### Description of the task
Search the entries for the word "Japanese" and report each line that has it.

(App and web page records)
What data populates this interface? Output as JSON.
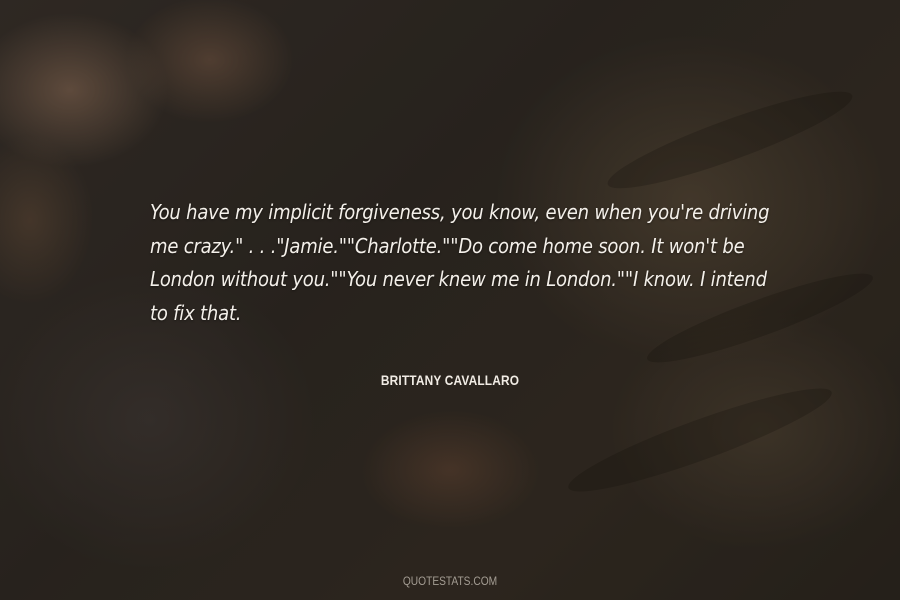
{
  "quote": {
    "text": "You have my implicit forgiveness, you know, even when you're driving me crazy.\" . . .\"Jamie.\"\"Charlotte.\"\"Do come home soon. It won't be London without you.\"\"You never knew me in London.\"\"I know. I intend to fix that."
  },
  "author": {
    "name": "BRITTANY CAVALLARO"
  },
  "watermark": {
    "text": "QUOTESTATS.COM"
  }
}
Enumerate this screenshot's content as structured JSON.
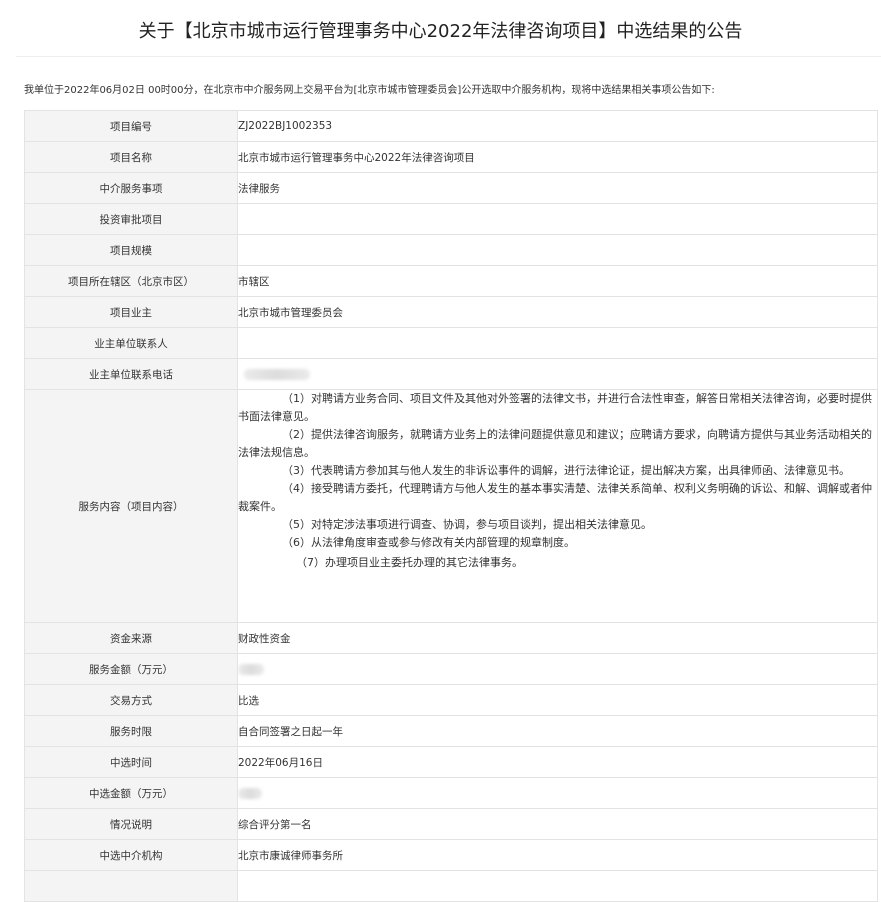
{
  "header": {
    "title": "关于【北京市城市运行管理事务中心2022年法律咨询项目】中选结果的公告"
  },
  "intro": "我单位于2022年06月02日 00时00分，在北京市中介服务网上交易平台为[北京市城市管理委员会]公开选取中介服务机构，现将中选结果相关事项公告如下:",
  "rows": [
    {
      "label": "项目编号",
      "value": "ZJ2022BJ1002353"
    },
    {
      "label": "项目名称",
      "value": "北京市城市运行管理事务中心2022年法律咨询项目"
    },
    {
      "label": "中介服务事项",
      "value": "法律服务"
    },
    {
      "label": "投资审批项目",
      "value": ""
    },
    {
      "label": "项目规模",
      "value": ""
    },
    {
      "label": "项目所在辖区（北京市区）",
      "value": "市辖区"
    },
    {
      "label": "项目业主",
      "value": "北京市城市管理委员会"
    },
    {
      "label": "业主单位联系人",
      "value": ""
    },
    {
      "label": "业主单位联系电话",
      "value": ""
    }
  ],
  "service": {
    "label": "服务内容（项目内容）",
    "items": [
      "（1）对聘请方业务合同、项目文件及其他对外签署的法律文书，并进行合法性审查，解答日常相关法律咨询，必要时提供书面法律意见。",
      "（2）提供法律咨询服务，就聘请方业务上的法律问题提供意见和建议；应聘请方要求，向聘请方提供与其业务活动相关的法律法规信息。",
      "（3）代表聘请方参加其与他人发生的非诉讼事件的调解，进行法律论证，提出解决方案，出具律师函、法律意见书。",
      "（4）接受聘请方委托，代理聘请方与他人发生的基本事实清楚、法律关系简单、权利义务明确的诉讼、和解、调解或者仲裁案件。",
      "（5）对特定涉法事项进行调查、协调，参与项目谈判，提出相关法律意见。",
      "（6）从法律角度审查或参与修改有关内部管理的规章制度。",
      "（7）办理项目业主委托办理的其它法律事务。"
    ]
  },
  "rows2": [
    {
      "label": "资金来源",
      "value": "财政性资金"
    },
    {
      "label": "服务金额（万元）",
      "value": ""
    },
    {
      "label": "交易方式",
      "value": "比选"
    },
    {
      "label": "服务时限",
      "value": "自合同签署之日起一年"
    },
    {
      "label": "中选时间",
      "value": "2022年06月16日"
    },
    {
      "label": "中选金额（万元）",
      "value": ""
    },
    {
      "label": "情况说明",
      "value": "综合评分第一名"
    },
    {
      "label": "中选中介机构",
      "value": "北京市康诚律师事务所"
    },
    {
      "label": "",
      "value": ""
    }
  ]
}
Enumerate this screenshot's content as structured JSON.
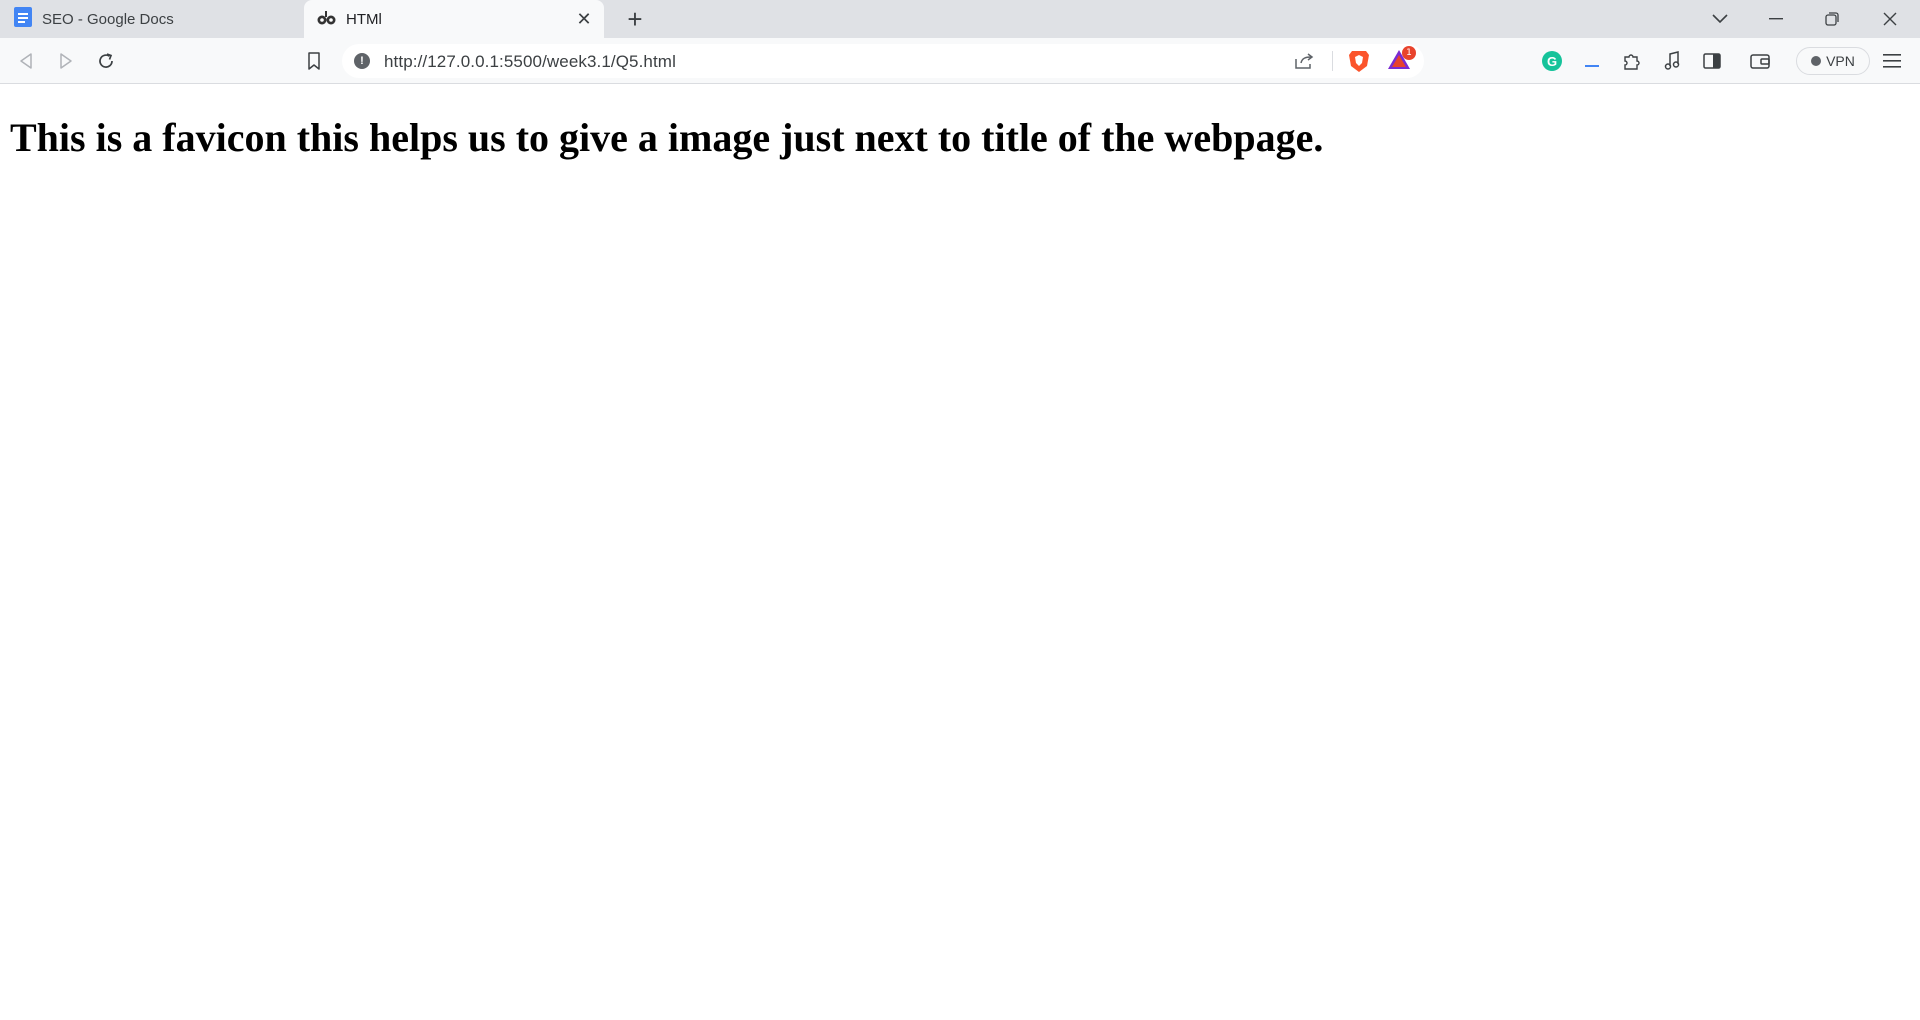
{
  "browser": {
    "tabs": [
      {
        "title": "SEO - Google Docs",
        "icon": "google-docs-icon",
        "active": false
      },
      {
        "title": "HTMl",
        "icon": "favicon-icon",
        "active": true
      }
    ],
    "address_bar": {
      "url": "http://127.0.0.1:5500/week3.1/Q5.html",
      "rewards_badge": "1"
    },
    "vpn_label": "VPN",
    "extension_icons": [
      "grammarly-icon",
      "extension-dash-icon",
      "puzzle-icon",
      "music-icon",
      "sidebar-icon",
      "wallet-icon"
    ],
    "grammarly_letter": "G",
    "colors": {
      "tabstrip": "#dfe1e5",
      "toolbar": "#f8f9fa",
      "docs_blue": "#4285f4",
      "brave_orange": "#fb542b",
      "grammarly_green": "#15c39a"
    }
  },
  "page": {
    "heading": "This is a favicon this helps us to give a image just next to title of the webpage."
  }
}
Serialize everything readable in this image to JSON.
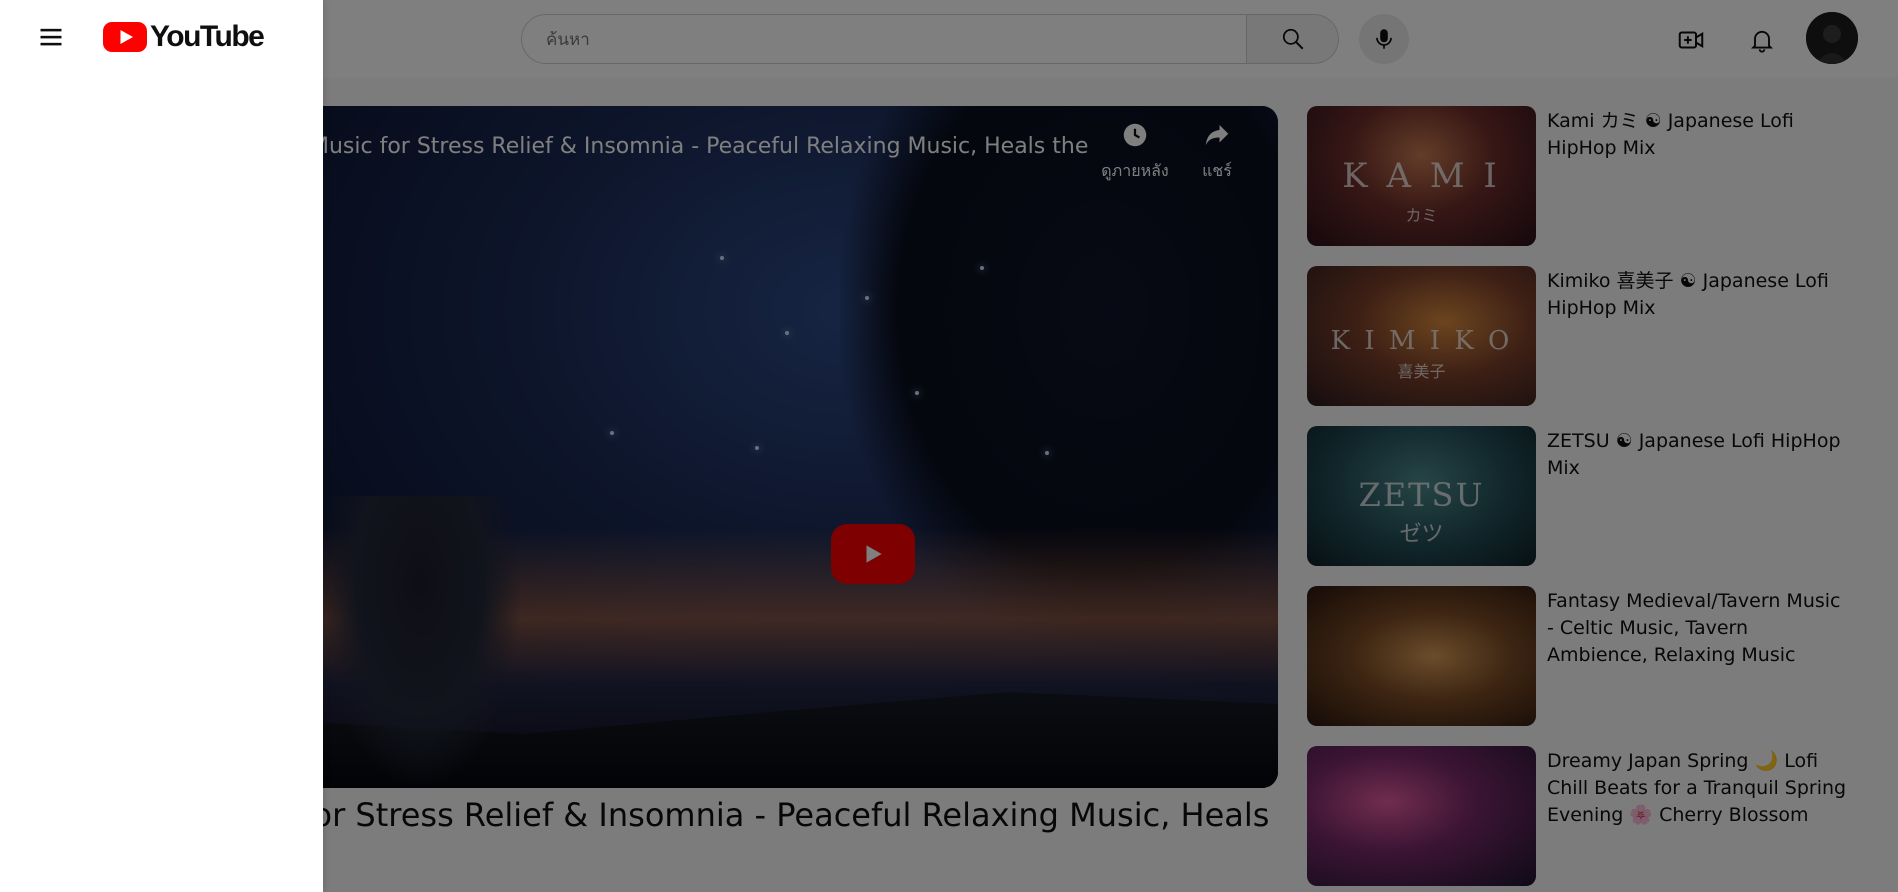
{
  "search": {
    "placeholder": "ค้นหา"
  },
  "player": {
    "title": "Music for Stress Relief & Insomnia - Peaceful Relaxing Music, Heals the Mind...",
    "watch_later_label": "ดูภายหลัง",
    "share_label": "แชร์"
  },
  "video": {
    "title": "Music for Stress Relief & Insomnia - Peaceful Relaxing Music, Heals"
  },
  "recommendations": [
    {
      "title": "Kami カミ ☯ Japanese Lofi HipHop Mix",
      "thumb_text": "K A M I",
      "thumb_subtext": "カミ"
    },
    {
      "title": "Kimiko 喜美子 ☯ Japanese Lofi HipHop Mix",
      "thumb_text": "K I M I K O",
      "thumb_subtext": "喜美子"
    },
    {
      "title": "ZETSU ☯ Japanese Lofi HipHop Mix",
      "thumb_text": "ZETSU",
      "thumb_subtext": "ゼツ"
    },
    {
      "title": "Fantasy Medieval/Tavern Music - Celtic Music, Tavern Ambience, Relaxing Music",
      "thumb_text": "",
      "thumb_subtext": ""
    },
    {
      "title": "Dreamy Japan Spring 🌙 Lofi Chill Beats for a Tranquil Spring Evening 🌸 Cherry Blossom",
      "thumb_text": "",
      "thumb_subtext": ""
    }
  ],
  "logo": {
    "text": "YouTube"
  },
  "colors": {
    "brand": "#ff0000",
    "scrim": "rgba(0,0,0,0.5)"
  }
}
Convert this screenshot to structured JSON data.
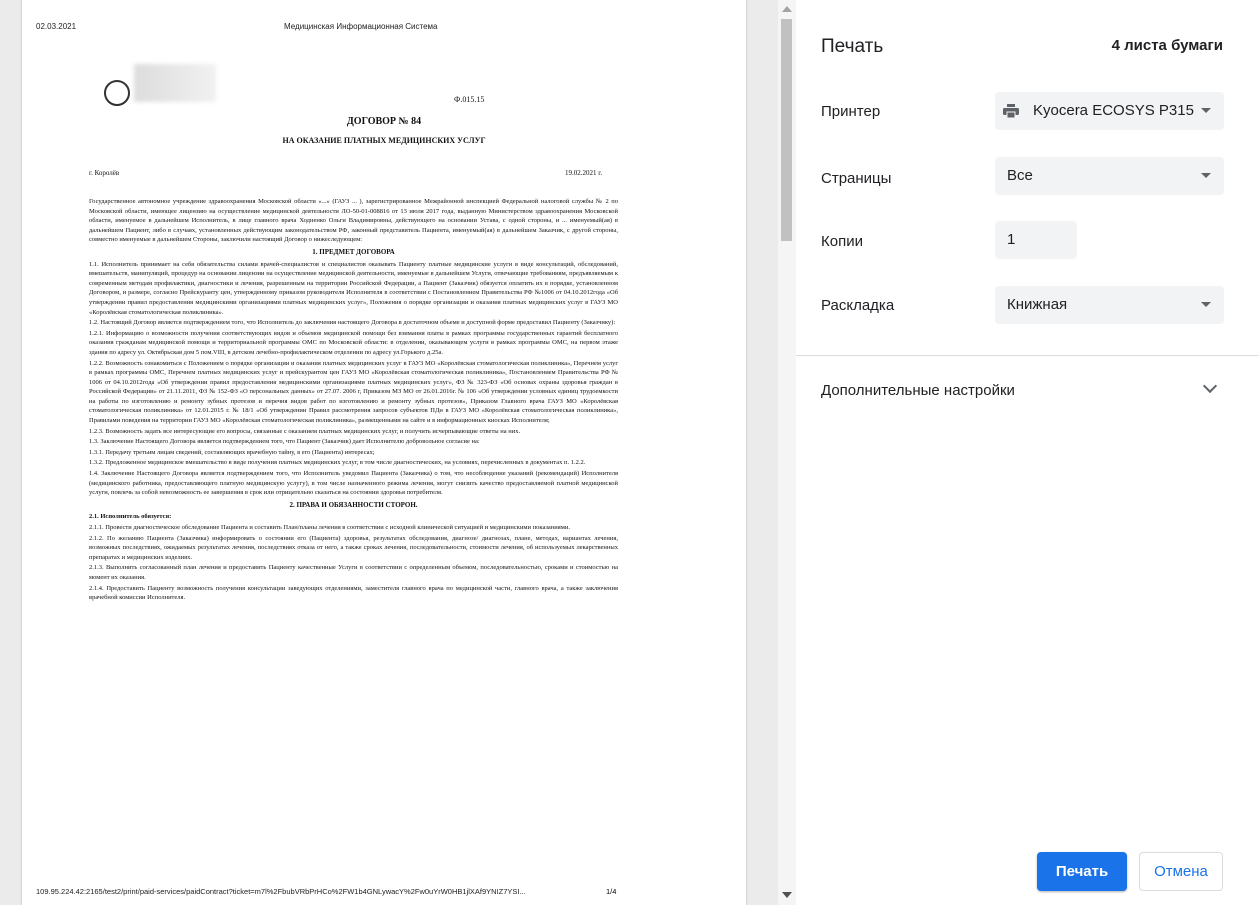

### Solution
      "title": "Kami カミ ☯ Japanese Lofi HipHop Mix",
      "title": "Kimiko 喜美子 ☯ Japanese Lofi HipHop Mix",
      "title": "ZETSU ☯ Japanese Lofi HipHop Mix",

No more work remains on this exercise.